Records shown -
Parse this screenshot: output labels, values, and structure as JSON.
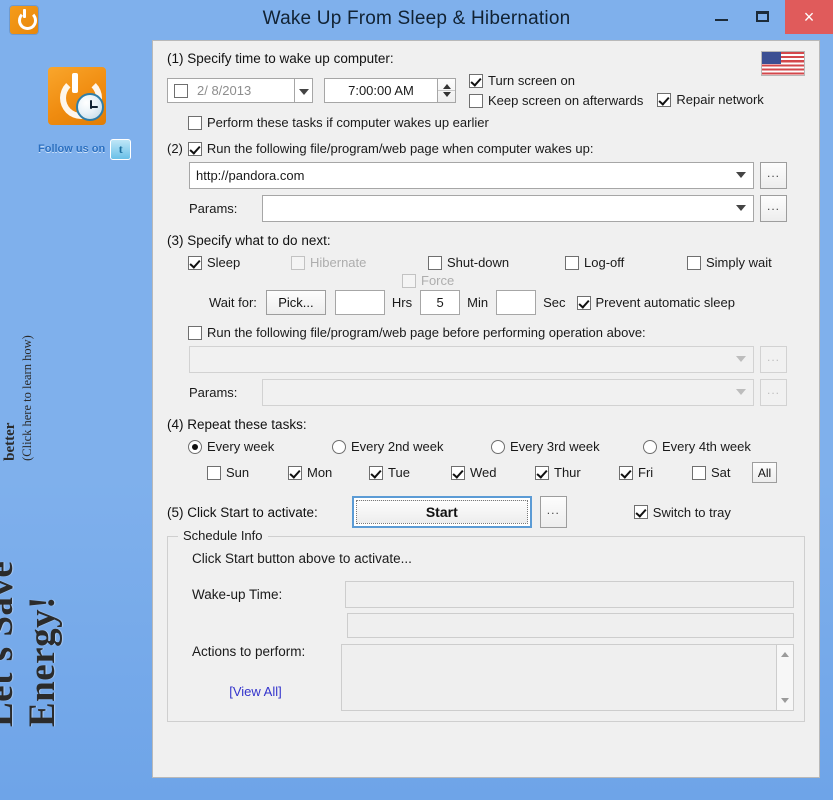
{
  "window": {
    "title": "Wake Up From Sleep & Hibernation",
    "minimize_label": "Minimize",
    "maximize_label": "Maximize",
    "close_label": "×"
  },
  "sidebar": {
    "follow_text": "Follow us on",
    "twitter_glyph": "t",
    "banner_line1": "Let's Save Energy!",
    "banner_line2": "& make this software better",
    "banner_line3": "(Click here to learn how)"
  },
  "section1": {
    "title": "(1) Specify time to wake up computer:",
    "date_enabled": false,
    "date_value": "2/ 8/2013",
    "time_value": "7:00:00 AM",
    "turn_screen_on": {
      "label": "Turn screen on",
      "checked": true
    },
    "keep_screen_on": {
      "label": "Keep screen on afterwards",
      "checked": false
    },
    "repair_network": {
      "label": "Repair network",
      "checked": true
    },
    "perform_earlier": {
      "label": "Perform these tasks if computer wakes up earlier",
      "checked": false
    },
    "flag_icon": "us-flag-icon"
  },
  "section2": {
    "title": "Run the following file/program/web page when computer wakes up:",
    "number": "(2)",
    "checked": true,
    "url_value": "http://pandora.com",
    "params_label": "Params:",
    "params_value": "",
    "browse_label": "..."
  },
  "section3": {
    "title": "(3) Specify what to do next:",
    "options": [
      {
        "label": "Sleep",
        "checked": true,
        "disabled": false
      },
      {
        "label": "Hibernate",
        "checked": false,
        "disabled": true
      },
      {
        "label": "Shut-down",
        "checked": false,
        "disabled": false
      },
      {
        "label": "Log-off",
        "checked": false,
        "disabled": false
      },
      {
        "label": "Simply wait",
        "checked": false,
        "disabled": false
      }
    ],
    "wait_for_label": "Wait for:",
    "pick_label": "Pick...",
    "hrs_value": "",
    "hrs_label": "Hrs",
    "min_value": "5",
    "min_label": "Min",
    "sec_value": "",
    "sec_label": "Sec",
    "force": {
      "label": "Force",
      "checked": false,
      "disabled": true
    },
    "prevent_sleep": {
      "label": "Prevent automatic sleep",
      "checked": true
    },
    "pre_run": {
      "label": "Run the following file/program/web page before performing operation above:",
      "checked": false
    },
    "pre_path_value": "",
    "pre_params_label": "Params:",
    "pre_params_value": "",
    "browse_label": "..."
  },
  "section4": {
    "title": "(4) Repeat these tasks:",
    "frequencies": [
      {
        "label": "Every week",
        "selected": true
      },
      {
        "label": "Every 2nd week",
        "selected": false
      },
      {
        "label": "Every 3rd week",
        "selected": false
      },
      {
        "label": "Every 4th week",
        "selected": false
      }
    ],
    "days": [
      {
        "label": "Sun",
        "checked": false
      },
      {
        "label": "Mon",
        "checked": true
      },
      {
        "label": "Tue",
        "checked": true
      },
      {
        "label": "Wed",
        "checked": true
      },
      {
        "label": "Thur",
        "checked": true
      },
      {
        "label": "Fri",
        "checked": true
      },
      {
        "label": "Sat",
        "checked": false
      }
    ],
    "all_label": "All"
  },
  "section5": {
    "title": "(5) Click Start to activate:",
    "start_label": "Start",
    "browse_label": "...",
    "switch_tray": {
      "label": "Switch to tray",
      "checked": true
    }
  },
  "schedule_info": {
    "group_title": "Schedule Info",
    "status_text": "Click Start button above to activate...",
    "wakeup_label": "Wake-up Time:",
    "wakeup_value": "",
    "wakeup_value2": "",
    "actions_label": "Actions to perform:",
    "actions_value": "",
    "view_all_label": "[View All]"
  },
  "colors": {
    "titlebar": "#7fb0ec",
    "close_button": "#e05b5b",
    "panel_bg": "#f0f0f0",
    "accent_link": "#3333cc",
    "logo_orange": "#f08c10"
  }
}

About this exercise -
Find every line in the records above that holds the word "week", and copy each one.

Answer to the problem -
        "label": "Every week",
        "label": "Every 2nd week",
        "label": "Every 3rd week",
        "label": "Every 4th week",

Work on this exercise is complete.